1.“I can bear anything for Jesus while His everlasting arms are underneath me.”
“When we are in a battle, we must expect calamities. . . . I can bear anything for Jesus while His everlasting arms are underneath me” (Autobiography 4:256).
2. “Every reputation that has been obscured by the clouds of reproach, for Christ’s sake, shall be rendered glorious.”
“There will be a resurrection of characters as well as of persons. Every reputation that has been obscured by the clouds of reproach, for Christ’s sake, shall be rendered glorious when the righteous shall ‘shine forth as the sun in the Kingdom of their Father’” (Autobiography 4:253).
3. “Let me be on my guard when the world puts on a loving face, for it will, if possible, betray me as it did my master, with a kiss.”
“Let me be on my guard when the world puts on a loving face, for it will, if possible, betray me as it did my Master, with a kiss. Whenever a man is about to stab religion, he usually professes very great reverence for it” (Morning and Evening, March 25, Morning).
4. “If you will trust yourselves with the Saviour, he cannot betray or deceive your trust.”
“If you will trust yourselves with the Saviour, he cannot betray or deceive your trust. . . . If we can trust him with our souls we have a hold upon him which he will not shake off, but he will bless us – yea, he will bless us eternally” (MTP 24:204).
5. “[Jesus] is a confidant who never can betray us, a friend who never will refuse us.”
“In all trouble send a message to Jesus, and do not keep your misery to yourself. In his case there is no need of reserve, there is no fear of his treating you with cold pride, or heartless indifference, or cruel treachery. He is a confidant who never can betray us, a friend who never will refuse us” (MTP 26:74).
6. “Oh, the joy of having Christ to go to!”
“Oh, the joy of having Christ to go to! All other friends will sometimes be unfriendly, and the best of them must part with you at your decease, or you with them when they depart out of this world unto the Father; but your Lord will never, never leave you, he will abide with you, and death shall only draw him nearer, for then you shall see his face, and his name shall be in your forehead, and you shall be with him where he is to behold his glory for ever and ever” (MTP 16:281).
7. “Confidence in man will betray your hopes, but faith in God will enrich you beyond your expectations.”
“It is frightfully easy for the heart to rely upon man, as we know right well! . . . [C]onfidence in man will betray your hopes, but faith in God will enrich you beyond your expectations.

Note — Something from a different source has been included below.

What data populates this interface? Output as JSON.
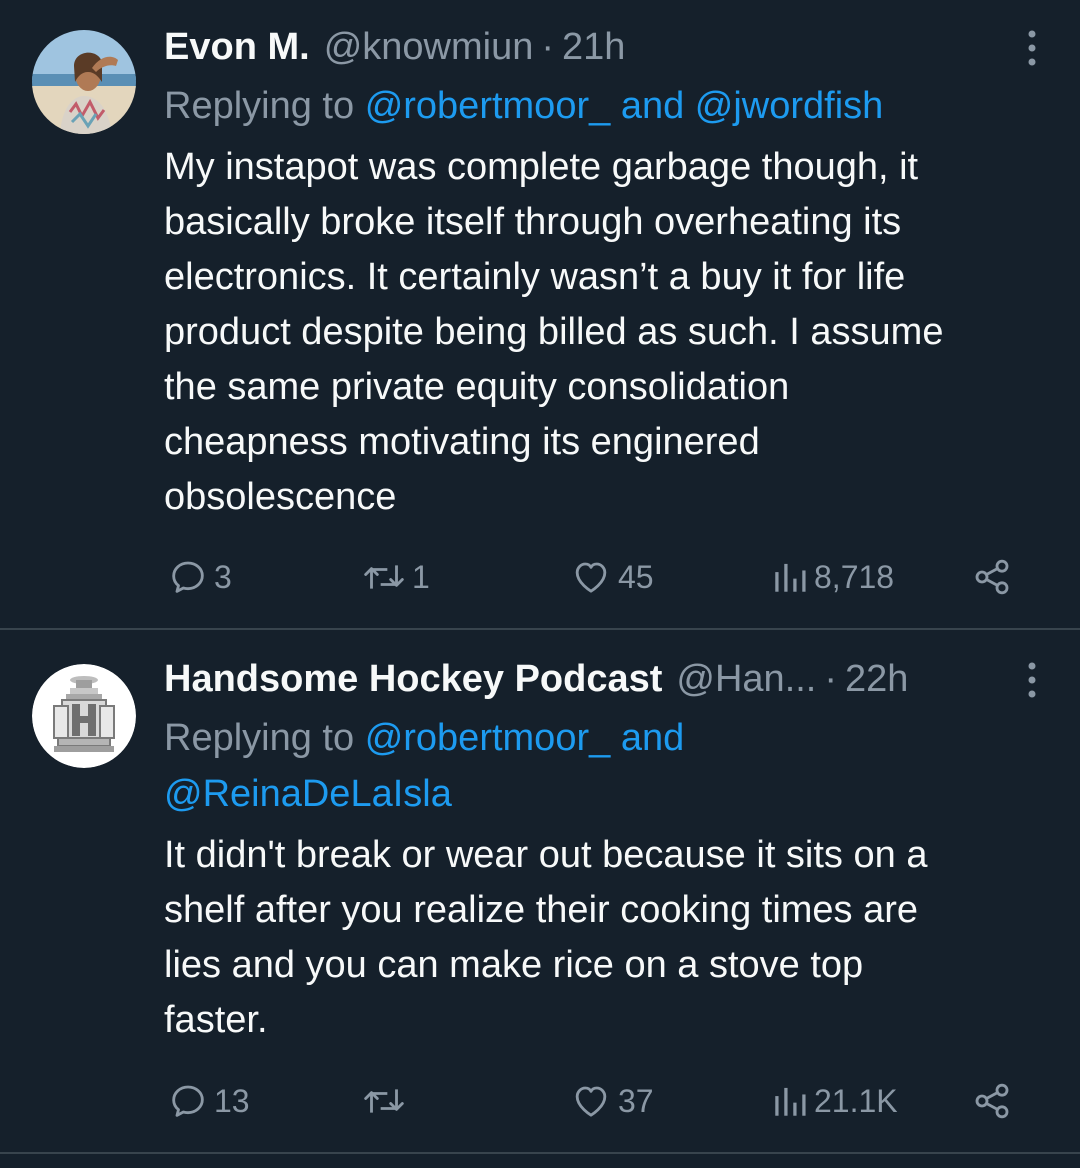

May our heart always keep to that – trusting God; trusting in God alone” (MTP 24:392).
8. “Be prepared for anything so long as you can stand fast by him who bought you with his precious blood.”
“Be ready for a bad name; be willing to be called a bigot; be prepared for loss of friendships; be prepared for anything so long as you can stand fast by him who bought you with his precious blood. . . . God give you courage, more and more of it, through faith in himself! May you be willing to put your religion to every proper test, the test of life, and the test of death, too!” (MTP 39:31)
9. “Let us not marvel when we are called to tread the road which is marked by his pierced feet.”
“Our blessed Lord had to endure at its worst the deceit and faithlessness of a favoured disciple; let us not marvel when we are called to tread the road which is marked by his pierced feet” (Treasury of David 3:19).
10. “Let us admire the superlative love of Jesus.”
“Now, then, what shall I say in conclusion, but just this: let us admire the superlative love of Jesus. O love, love, what hast thou done! What hast thou done! Thou art omnipotent in suffering. Few of us can bear pain, perhaps, fewer still of us can bear misrepresentation, slander, and ingratitude. These are horrible hornets which sting as with fire: men have been driven to madness by cruel scandals which have been distilled from venomous tongues. Christ throughout life, bore these and other sufferings. Let us love him, as we think of how much he must have loved us” (MTP 19:131).